WHAT THIS TASK INVOLVES ::
Answer with a number only: how many lines of the data contain "rating"?
DATASET RECORDS Start Marker
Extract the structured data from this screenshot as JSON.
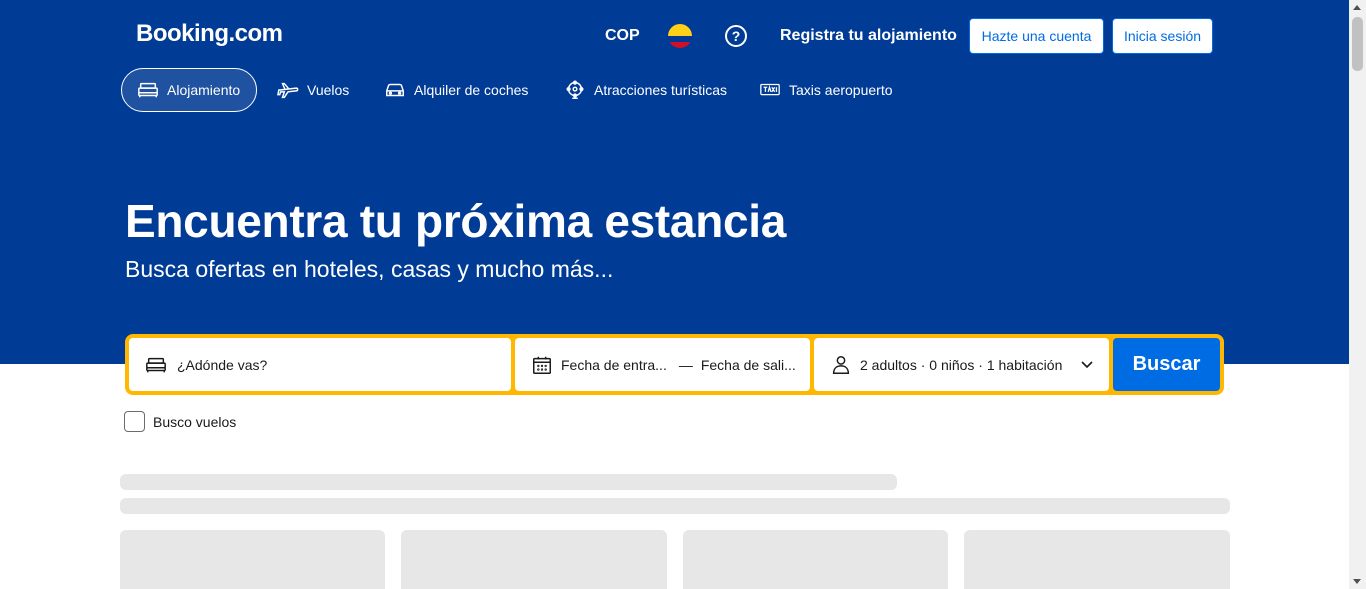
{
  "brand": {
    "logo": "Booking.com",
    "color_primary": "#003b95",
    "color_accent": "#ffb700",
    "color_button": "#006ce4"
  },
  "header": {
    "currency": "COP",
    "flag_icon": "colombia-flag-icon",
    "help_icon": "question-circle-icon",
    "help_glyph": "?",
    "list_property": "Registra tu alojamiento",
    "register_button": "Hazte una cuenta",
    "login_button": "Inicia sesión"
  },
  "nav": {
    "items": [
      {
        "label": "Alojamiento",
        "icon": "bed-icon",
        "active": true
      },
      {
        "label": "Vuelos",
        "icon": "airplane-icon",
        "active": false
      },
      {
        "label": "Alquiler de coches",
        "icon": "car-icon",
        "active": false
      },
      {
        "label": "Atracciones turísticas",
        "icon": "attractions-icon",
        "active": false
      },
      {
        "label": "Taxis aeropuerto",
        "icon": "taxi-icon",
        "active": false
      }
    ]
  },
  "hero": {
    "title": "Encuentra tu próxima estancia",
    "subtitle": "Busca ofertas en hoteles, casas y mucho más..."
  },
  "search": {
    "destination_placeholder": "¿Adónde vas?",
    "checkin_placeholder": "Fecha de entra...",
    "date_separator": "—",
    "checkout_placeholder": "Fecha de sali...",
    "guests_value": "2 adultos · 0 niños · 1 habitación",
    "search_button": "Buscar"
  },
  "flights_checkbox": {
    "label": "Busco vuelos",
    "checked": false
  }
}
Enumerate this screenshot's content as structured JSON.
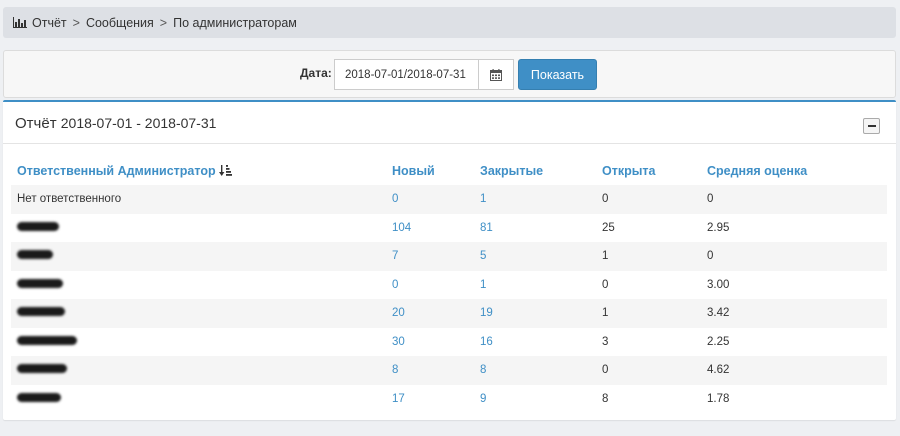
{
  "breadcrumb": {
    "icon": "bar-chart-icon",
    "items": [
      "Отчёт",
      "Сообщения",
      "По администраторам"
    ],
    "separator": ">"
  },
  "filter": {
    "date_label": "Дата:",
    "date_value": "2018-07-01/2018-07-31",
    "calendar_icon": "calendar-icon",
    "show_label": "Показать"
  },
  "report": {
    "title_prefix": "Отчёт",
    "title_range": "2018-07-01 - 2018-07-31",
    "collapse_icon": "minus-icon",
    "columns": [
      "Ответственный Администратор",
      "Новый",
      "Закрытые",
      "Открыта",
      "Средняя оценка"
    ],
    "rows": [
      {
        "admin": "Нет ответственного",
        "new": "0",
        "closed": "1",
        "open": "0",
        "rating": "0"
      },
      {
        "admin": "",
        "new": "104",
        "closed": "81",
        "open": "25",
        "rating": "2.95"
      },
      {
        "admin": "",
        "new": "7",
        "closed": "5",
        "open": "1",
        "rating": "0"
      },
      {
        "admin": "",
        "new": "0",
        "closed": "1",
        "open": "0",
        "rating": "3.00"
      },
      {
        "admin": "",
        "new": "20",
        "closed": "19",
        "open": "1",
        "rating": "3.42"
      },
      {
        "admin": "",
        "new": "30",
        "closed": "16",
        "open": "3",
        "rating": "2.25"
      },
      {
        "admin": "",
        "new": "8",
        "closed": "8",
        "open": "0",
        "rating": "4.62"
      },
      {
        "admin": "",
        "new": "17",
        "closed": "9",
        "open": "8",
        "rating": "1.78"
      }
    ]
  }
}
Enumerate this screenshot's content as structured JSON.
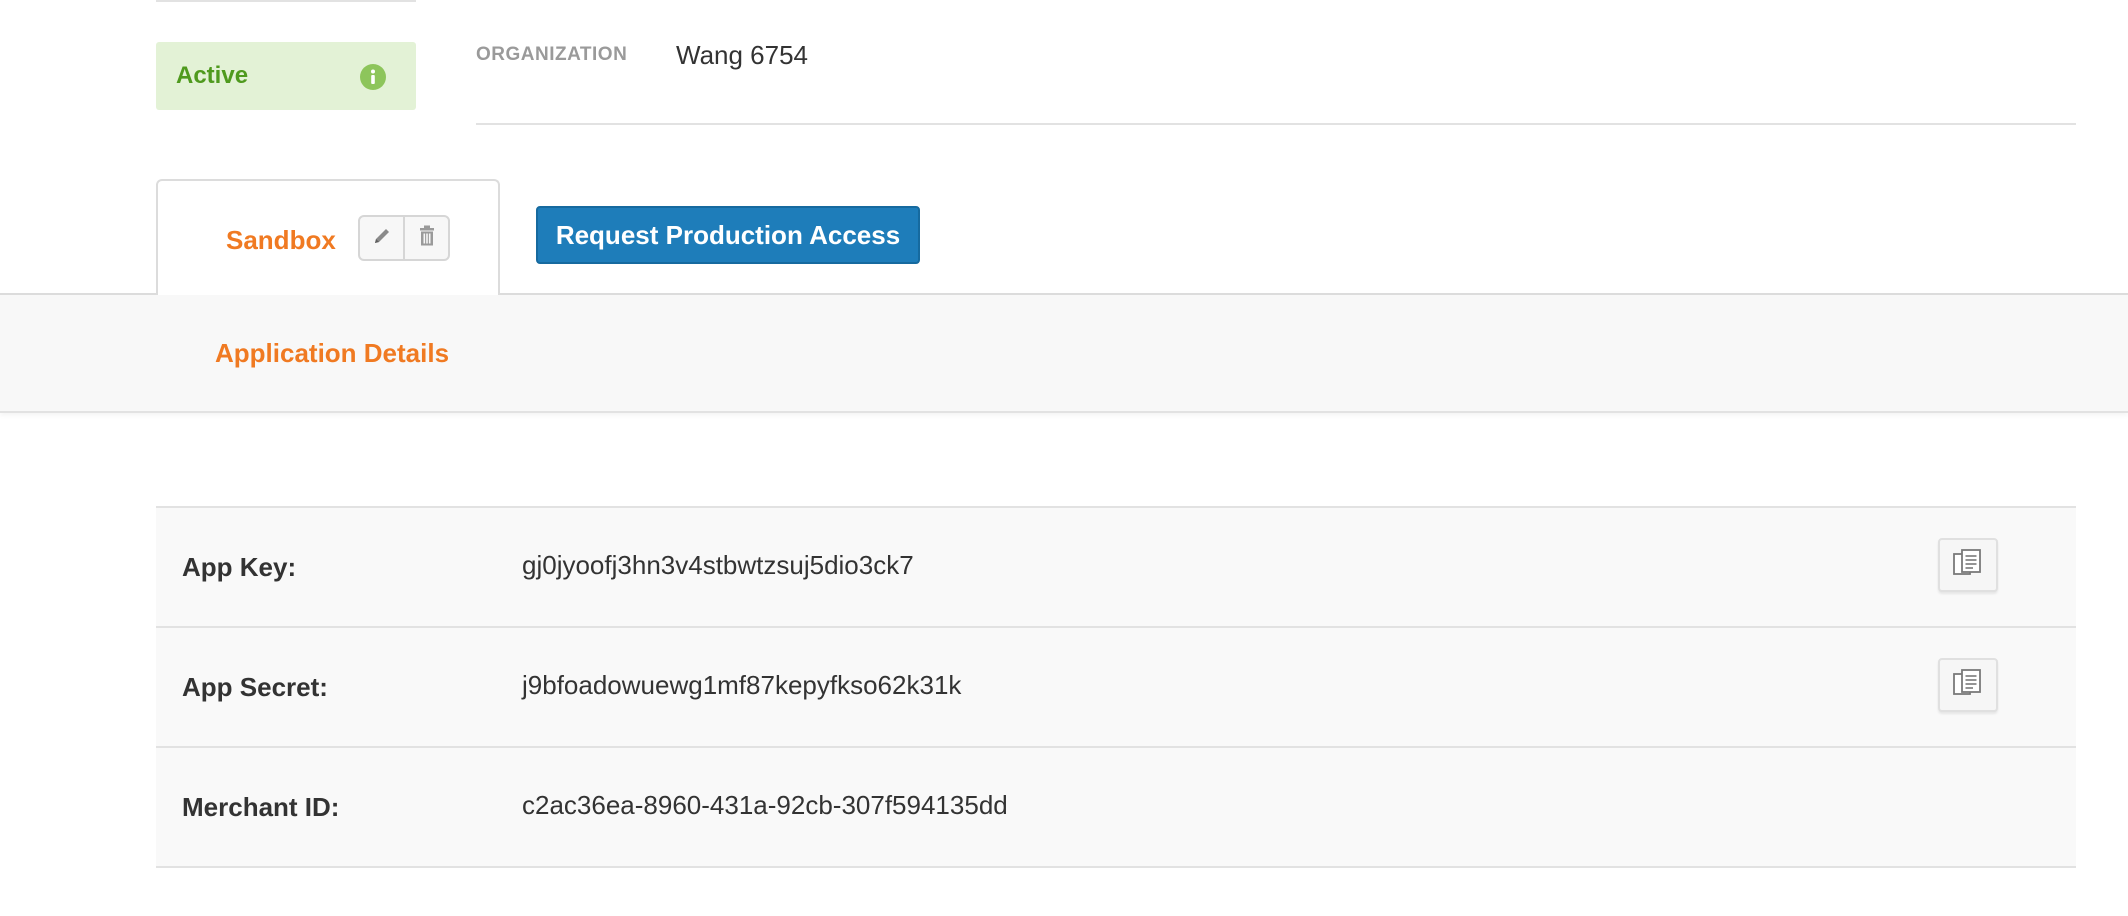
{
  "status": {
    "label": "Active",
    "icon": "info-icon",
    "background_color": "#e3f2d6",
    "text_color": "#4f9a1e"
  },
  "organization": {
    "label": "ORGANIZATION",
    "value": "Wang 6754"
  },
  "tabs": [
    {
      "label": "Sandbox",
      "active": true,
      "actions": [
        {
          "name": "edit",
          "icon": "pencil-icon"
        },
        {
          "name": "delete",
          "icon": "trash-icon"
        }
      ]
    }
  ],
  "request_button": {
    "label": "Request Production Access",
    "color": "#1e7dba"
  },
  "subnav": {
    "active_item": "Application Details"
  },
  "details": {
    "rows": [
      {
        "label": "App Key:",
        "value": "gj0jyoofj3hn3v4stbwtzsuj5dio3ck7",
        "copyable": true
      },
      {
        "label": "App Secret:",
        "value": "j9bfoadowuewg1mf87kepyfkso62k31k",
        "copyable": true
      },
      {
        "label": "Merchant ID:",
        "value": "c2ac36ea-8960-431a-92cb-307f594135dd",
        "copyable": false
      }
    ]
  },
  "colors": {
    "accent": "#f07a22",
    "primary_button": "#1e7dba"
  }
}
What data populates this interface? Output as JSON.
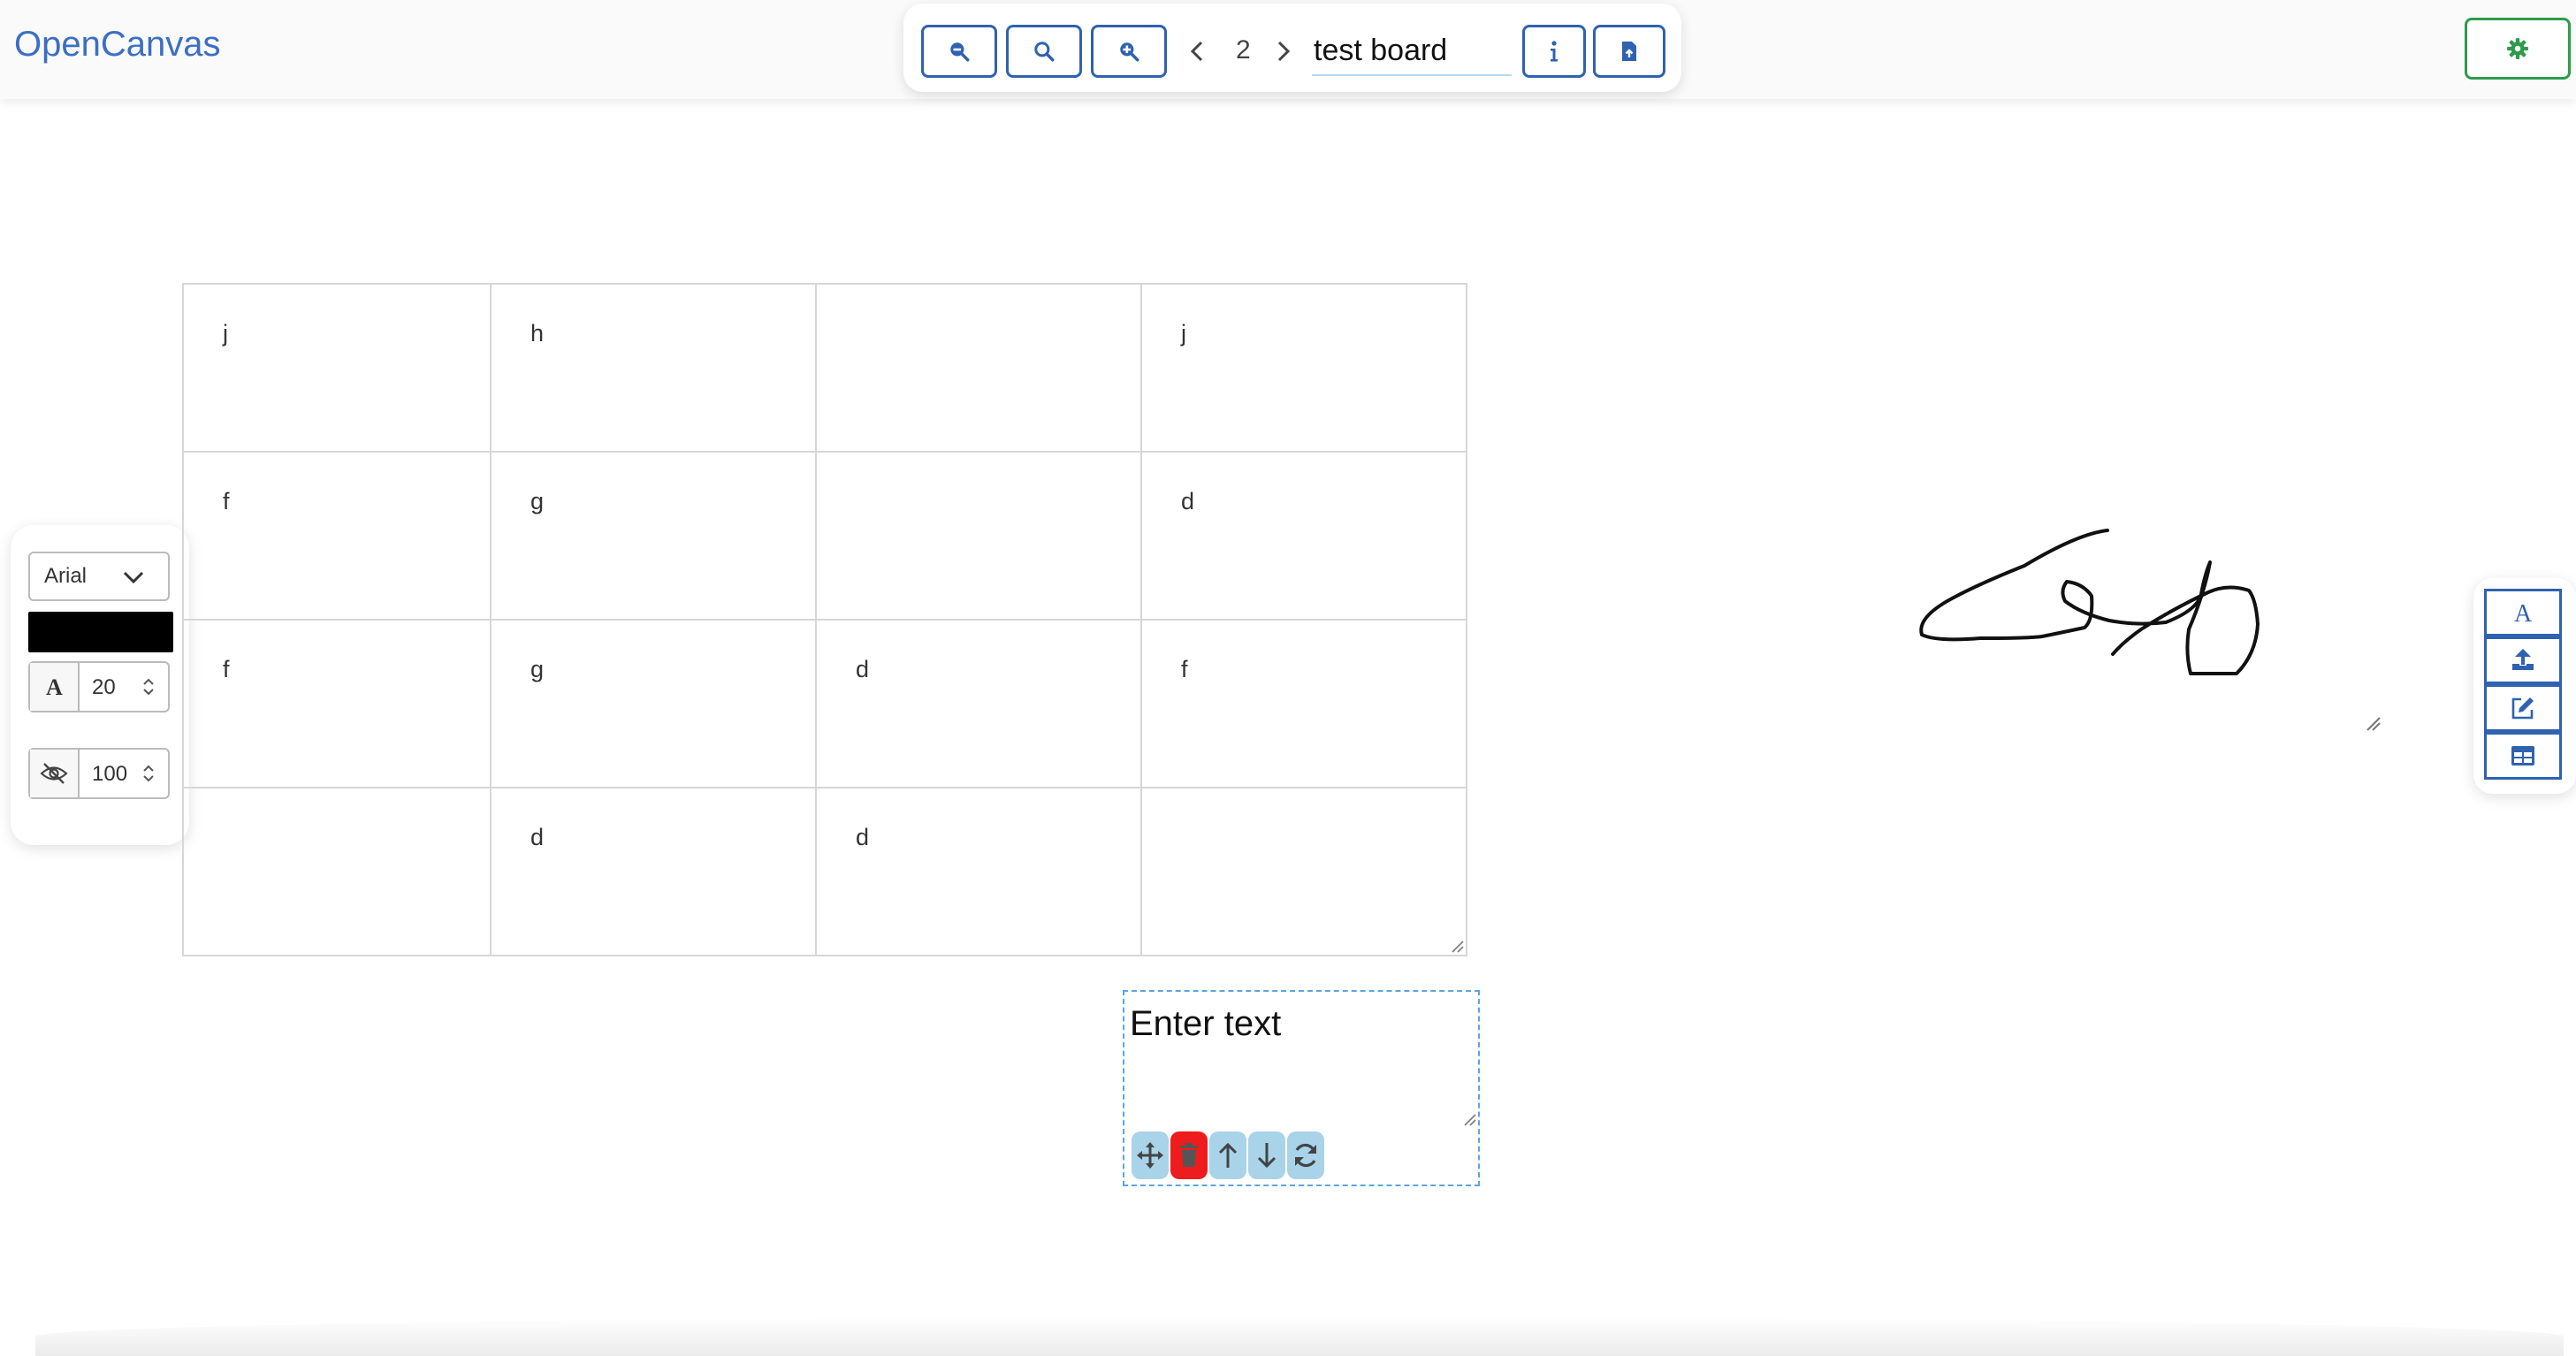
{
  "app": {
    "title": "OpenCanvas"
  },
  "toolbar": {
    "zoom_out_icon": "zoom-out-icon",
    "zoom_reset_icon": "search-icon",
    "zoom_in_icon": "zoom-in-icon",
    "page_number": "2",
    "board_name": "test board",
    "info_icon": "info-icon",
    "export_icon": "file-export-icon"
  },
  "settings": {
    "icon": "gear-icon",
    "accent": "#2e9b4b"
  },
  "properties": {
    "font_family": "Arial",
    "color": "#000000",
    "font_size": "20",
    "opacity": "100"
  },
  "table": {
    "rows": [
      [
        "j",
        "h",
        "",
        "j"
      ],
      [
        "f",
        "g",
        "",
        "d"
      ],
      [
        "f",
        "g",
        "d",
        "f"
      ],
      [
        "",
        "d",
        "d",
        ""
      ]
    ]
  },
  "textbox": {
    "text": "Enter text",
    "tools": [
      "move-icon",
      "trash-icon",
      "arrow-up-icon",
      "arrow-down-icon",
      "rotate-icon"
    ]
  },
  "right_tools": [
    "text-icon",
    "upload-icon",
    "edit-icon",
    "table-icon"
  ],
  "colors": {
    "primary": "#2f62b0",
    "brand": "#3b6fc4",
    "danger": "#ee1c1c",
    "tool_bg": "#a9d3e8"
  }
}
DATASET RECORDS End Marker
SOLUTION TO THE EXERCISE ::
8